A new deadline for resurrecting a powersharing Executive at Stormont is set to be fixed for February 8.
It is understood the Government will introduce a short Bill at Westminster on Wednesday to set the new date after the last one lapsed on January 18.
Under legislation governing the formation of a devolved administration in Belfast, the Government assumes a legal duty to call a snap Assembly election once a deadline for forming a ministerial Executive is passed.
However, in the face of a series of missed deadlines in the current powersharing impasse, the Government has repeatedly opted to pass fresh legislation to set new deadlines, rather than opting for an election.
Northern Ireland Secretary Chris Heaton Harris is set to do so again on Wednesday, albeit with a relatively short extension this time.
The move suggests the Government remains hopeful that a settlement can be reached within the next two weeks to enable powersharing to return to Northern Ireland.
The devolved institutions at Stormont have been collapsed for almost two years as a result of a DUP boycott in protest against the post-Brexit trade barriers between Great Britain and Northern Ireland.
Senior DUP figures held discussions on Friday amid mounting speculation that the unionist party was preparing to make a call on whether or not to accept a Government deal aimed at addressing its concerns.
Ultimately no decision was taken at that meeting, with party leader Sir Jeffrey Donaldson dismissing suggestions that it was a make-or-break encounter.
However, party insiders maintain that the moment for the DUP to pass final judgment on the Government’s offer is approaching.
On Monday, Sir Jeffrey said an agreement with the Government over post-Brexit trading arrangements has still not been reached.
Instead, he said he will meet the Government again this week to address remaining concerns over the Windsor Framework that governs the movement of goods between Great Britain and Northern Ireland.

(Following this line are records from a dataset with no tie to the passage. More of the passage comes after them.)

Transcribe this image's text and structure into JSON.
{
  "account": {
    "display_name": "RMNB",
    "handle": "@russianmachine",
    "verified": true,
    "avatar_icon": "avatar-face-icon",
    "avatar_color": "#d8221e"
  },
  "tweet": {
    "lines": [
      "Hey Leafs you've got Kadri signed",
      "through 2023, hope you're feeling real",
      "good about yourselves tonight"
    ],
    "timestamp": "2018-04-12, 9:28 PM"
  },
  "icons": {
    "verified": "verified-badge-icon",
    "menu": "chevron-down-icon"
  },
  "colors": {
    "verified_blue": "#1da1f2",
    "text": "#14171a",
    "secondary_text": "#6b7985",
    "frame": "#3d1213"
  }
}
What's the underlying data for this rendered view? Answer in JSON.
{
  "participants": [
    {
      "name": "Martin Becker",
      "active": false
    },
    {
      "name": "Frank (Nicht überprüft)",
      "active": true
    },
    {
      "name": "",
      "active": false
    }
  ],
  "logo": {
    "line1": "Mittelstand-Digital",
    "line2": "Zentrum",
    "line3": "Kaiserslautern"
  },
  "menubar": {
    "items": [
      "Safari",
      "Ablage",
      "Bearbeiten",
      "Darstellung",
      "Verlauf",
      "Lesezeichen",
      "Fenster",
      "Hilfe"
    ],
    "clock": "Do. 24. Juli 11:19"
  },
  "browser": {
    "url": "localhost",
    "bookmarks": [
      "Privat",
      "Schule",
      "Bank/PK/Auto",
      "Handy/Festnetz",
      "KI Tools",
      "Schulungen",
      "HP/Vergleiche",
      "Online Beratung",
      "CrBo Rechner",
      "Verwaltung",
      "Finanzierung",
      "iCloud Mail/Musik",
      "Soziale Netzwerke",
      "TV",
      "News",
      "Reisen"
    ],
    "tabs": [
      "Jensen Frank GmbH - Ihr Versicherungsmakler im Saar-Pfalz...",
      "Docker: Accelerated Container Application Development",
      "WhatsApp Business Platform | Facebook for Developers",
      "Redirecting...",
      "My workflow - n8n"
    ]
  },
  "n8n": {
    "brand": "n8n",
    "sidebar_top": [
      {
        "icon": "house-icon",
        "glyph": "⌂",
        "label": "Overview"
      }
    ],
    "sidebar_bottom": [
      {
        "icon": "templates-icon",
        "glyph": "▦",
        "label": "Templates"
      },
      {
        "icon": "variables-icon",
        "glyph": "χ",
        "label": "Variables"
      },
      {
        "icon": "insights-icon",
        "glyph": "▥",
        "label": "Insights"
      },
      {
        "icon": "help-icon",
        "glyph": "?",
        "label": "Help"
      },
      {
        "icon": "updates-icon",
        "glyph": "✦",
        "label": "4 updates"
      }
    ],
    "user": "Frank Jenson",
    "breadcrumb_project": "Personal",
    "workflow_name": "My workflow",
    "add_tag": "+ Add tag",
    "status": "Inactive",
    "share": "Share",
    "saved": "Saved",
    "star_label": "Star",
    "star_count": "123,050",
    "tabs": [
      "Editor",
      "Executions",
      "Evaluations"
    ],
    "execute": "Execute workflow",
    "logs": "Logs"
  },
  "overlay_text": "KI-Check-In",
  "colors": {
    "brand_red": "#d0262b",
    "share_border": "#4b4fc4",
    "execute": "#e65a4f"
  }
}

Sir Jeffrey must secure the backing of his party officers, and it is understood several of them believe the Government’s offer does not go far enough to warrant the party dropping its blockade on Stormont.
A loyalist activist group has launched a campaign calling on unionist politicians to remain out of Stormont until the so-called Irish Sea trade border has been removed.
Let’s Talk Loyalism has created a letter template for voters to send to unionist elected representatives that to return to Stormont without such a commitment would be a “dishonourable act of treachery”.